**Available records:**
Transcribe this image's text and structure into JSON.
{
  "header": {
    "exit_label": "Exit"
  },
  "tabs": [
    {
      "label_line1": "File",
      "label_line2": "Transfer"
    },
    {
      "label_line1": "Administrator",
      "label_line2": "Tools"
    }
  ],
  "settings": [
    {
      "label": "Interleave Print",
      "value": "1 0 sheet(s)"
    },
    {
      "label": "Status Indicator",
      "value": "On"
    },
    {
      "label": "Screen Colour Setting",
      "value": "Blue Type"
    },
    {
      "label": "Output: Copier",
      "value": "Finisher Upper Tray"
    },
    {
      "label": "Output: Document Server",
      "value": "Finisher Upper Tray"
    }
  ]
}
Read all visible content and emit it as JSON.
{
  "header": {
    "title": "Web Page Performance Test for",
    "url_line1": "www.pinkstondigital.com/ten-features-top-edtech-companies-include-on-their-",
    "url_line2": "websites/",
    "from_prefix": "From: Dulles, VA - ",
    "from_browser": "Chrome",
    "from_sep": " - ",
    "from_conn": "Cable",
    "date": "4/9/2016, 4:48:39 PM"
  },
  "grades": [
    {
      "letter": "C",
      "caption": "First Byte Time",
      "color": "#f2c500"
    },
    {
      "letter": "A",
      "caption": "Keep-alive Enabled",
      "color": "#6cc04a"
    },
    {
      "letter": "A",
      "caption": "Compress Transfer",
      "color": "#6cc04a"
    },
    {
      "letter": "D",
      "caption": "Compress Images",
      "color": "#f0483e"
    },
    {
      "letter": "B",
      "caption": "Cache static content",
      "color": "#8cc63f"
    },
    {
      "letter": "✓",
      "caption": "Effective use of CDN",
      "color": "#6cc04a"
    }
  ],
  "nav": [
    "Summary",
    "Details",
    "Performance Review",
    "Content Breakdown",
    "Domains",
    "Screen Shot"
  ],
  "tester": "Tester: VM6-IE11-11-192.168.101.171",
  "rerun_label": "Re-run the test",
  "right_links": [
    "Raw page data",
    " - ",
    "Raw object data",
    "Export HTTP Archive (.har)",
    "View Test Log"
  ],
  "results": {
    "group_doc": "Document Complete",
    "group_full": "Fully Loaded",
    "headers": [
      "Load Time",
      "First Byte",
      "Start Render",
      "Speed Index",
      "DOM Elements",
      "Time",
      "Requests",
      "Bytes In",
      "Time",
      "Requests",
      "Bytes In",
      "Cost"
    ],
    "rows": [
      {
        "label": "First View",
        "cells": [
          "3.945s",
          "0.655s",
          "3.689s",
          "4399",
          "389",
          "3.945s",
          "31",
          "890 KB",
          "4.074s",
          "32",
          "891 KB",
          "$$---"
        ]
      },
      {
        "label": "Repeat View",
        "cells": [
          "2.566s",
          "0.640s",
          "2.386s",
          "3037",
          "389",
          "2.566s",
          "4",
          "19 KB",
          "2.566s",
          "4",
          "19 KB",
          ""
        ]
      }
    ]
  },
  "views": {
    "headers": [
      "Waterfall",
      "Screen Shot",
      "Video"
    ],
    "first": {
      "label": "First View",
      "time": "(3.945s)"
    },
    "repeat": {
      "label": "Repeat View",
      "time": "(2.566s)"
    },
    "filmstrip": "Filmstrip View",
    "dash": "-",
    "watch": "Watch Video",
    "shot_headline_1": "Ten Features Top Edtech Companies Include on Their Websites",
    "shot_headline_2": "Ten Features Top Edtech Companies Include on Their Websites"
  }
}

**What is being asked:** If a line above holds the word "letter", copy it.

**Answer to this task:**
      "letter": "C",
      "letter": "A",
      "letter": "A",
      "letter": "D",
      "letter": "B",
      "letter": "✓",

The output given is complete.